All of this occurs after you’ve bought a product. But what you’ve chosen to buy and from whom is equally as important to the self. There are no tribes or communities in the modern world – ancestral traditions have become interesting articles, cultural ties have become holidays and e-cards. Our values are derived from our nuclear families and our philosophy discovered through the Internet. As we search for meaning, we look to people.
And what are companies if not just groups of people? The very best organisations know their own values and beliefs, and they are distilled in every single consumer touch point. The feel of the packaging, the architecture of the store, the way you purchase and yes, even the manner in which you are spoken to. Products themselves become central to an archetype and personality – a set of aspirations and beliefs where we can find like minded souls.
But what if you had nothing? If it was all taken away. Would you be any less?
The thought is disturbing. It strikes fear into our very being. It would appear that the heirarchy of needs applies to our products as well. I wear clothes at the most basic level for dignity and survival, but my Mac is for my creative self; for self actualisation. If you took it all away I’d work my way up the ladder as each of my needs were once again met.
Of course, this is ridiculous. I’m merely pointing out that objects, without the proper safeguards, become crutches. We project onto them that which we no longer have or desperately want. The truth is that you, yourself are enough. Being naked and bare requires courage. It requires trust. And sometimes, it’s uncomfortable. We’ll do anything to avoid that – to avoid pain or discomfort. To face the reality and truth of what and who we really are. It’s uncertain, it’s unsettling. Perhaps that’s why we created things in the first place. For a moment we’re people, not animals. Our nature is hidden from us, we’re something more. We can put aside our basic instincts and start to create tools. We create things to make life easier, more comfortable and perhaps, less natural.
The problem is, as long as we’re made up of grey matter and flesh, the base instinct will always come out. Human beings are not rational; we are rationalising. As designers, we create the narrative; we tell the story. We desperately want this one to be true, but it isn’t. The drive to create new is not utopian; it is biological and a hard-wired human need. It’s as animalistic and fundamental as sex.

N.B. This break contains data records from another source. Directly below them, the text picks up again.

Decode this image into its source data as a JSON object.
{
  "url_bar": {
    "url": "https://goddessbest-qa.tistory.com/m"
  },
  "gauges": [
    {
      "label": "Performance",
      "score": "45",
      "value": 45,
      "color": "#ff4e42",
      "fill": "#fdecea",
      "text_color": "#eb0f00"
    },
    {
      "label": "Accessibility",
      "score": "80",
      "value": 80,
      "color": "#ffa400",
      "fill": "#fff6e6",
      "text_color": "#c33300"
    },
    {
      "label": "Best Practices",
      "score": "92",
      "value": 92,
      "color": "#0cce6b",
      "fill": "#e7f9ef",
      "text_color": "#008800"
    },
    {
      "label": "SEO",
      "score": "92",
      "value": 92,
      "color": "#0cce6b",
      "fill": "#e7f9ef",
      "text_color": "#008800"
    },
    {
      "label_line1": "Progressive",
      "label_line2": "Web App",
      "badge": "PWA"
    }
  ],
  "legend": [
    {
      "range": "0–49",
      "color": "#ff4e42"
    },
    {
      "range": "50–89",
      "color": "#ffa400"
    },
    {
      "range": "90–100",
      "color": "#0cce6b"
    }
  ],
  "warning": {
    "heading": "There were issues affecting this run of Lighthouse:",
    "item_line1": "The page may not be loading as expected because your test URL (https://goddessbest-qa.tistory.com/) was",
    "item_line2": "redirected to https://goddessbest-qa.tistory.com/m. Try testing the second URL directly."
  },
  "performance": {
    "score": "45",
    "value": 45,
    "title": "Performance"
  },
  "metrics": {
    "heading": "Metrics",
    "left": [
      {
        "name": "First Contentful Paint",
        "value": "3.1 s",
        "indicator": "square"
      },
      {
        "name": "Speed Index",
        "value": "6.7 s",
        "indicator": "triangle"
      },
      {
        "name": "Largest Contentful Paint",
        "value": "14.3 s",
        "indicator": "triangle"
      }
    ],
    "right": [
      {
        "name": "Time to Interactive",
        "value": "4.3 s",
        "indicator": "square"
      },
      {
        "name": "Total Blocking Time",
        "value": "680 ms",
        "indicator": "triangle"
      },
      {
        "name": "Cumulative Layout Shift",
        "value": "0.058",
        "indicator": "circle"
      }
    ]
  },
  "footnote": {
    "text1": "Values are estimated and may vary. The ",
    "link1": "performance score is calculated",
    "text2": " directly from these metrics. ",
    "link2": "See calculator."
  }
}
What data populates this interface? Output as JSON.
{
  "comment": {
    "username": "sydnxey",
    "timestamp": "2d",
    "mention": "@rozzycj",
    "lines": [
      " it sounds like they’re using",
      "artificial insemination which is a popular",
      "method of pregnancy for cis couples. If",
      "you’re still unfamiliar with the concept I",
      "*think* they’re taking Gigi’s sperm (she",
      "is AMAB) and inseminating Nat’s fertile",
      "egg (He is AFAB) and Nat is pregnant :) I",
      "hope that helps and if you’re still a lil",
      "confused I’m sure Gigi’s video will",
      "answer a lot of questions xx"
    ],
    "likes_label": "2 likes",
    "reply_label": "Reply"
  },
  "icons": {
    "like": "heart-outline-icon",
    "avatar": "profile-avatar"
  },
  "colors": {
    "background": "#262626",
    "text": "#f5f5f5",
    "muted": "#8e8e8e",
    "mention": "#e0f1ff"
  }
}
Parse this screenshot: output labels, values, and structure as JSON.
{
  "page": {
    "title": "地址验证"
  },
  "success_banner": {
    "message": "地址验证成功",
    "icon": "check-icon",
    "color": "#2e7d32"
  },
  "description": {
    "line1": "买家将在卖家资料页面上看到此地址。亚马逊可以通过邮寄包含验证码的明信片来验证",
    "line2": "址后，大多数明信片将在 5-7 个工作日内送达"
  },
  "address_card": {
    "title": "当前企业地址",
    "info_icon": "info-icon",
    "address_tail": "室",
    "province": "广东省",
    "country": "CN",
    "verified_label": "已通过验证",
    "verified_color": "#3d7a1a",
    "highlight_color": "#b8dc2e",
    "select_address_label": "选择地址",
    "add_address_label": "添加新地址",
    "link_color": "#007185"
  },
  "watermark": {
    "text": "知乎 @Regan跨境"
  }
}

And like sex, we do it because it’s fun. Because it’s exciting. Because it’s unpredictable. Because it feels good. We do it even when we have no conscious intention of creating new and absolutely no need to create new, despite the potential consequences. We just can’t help ourselves – we’re addicted to the process. It makes us feel alive. It makes us feel connected. Just look at the world around you. It’s surrounded by humans and man made things.
I don’t advocate chastity or celibacy. There is no way I can say what I will create deserves to exist any more than what you will. I just want to ask us all to consider what we want and think deeply about why we want it. As people we seek to understand others, but we must understand ourselves first.
One of my greatest heroes once argued that it’s not what you create, but what you choose not to create that really matters.
Perhaps sometimes the most human-centred thing a designer can do, is simply not to design at all.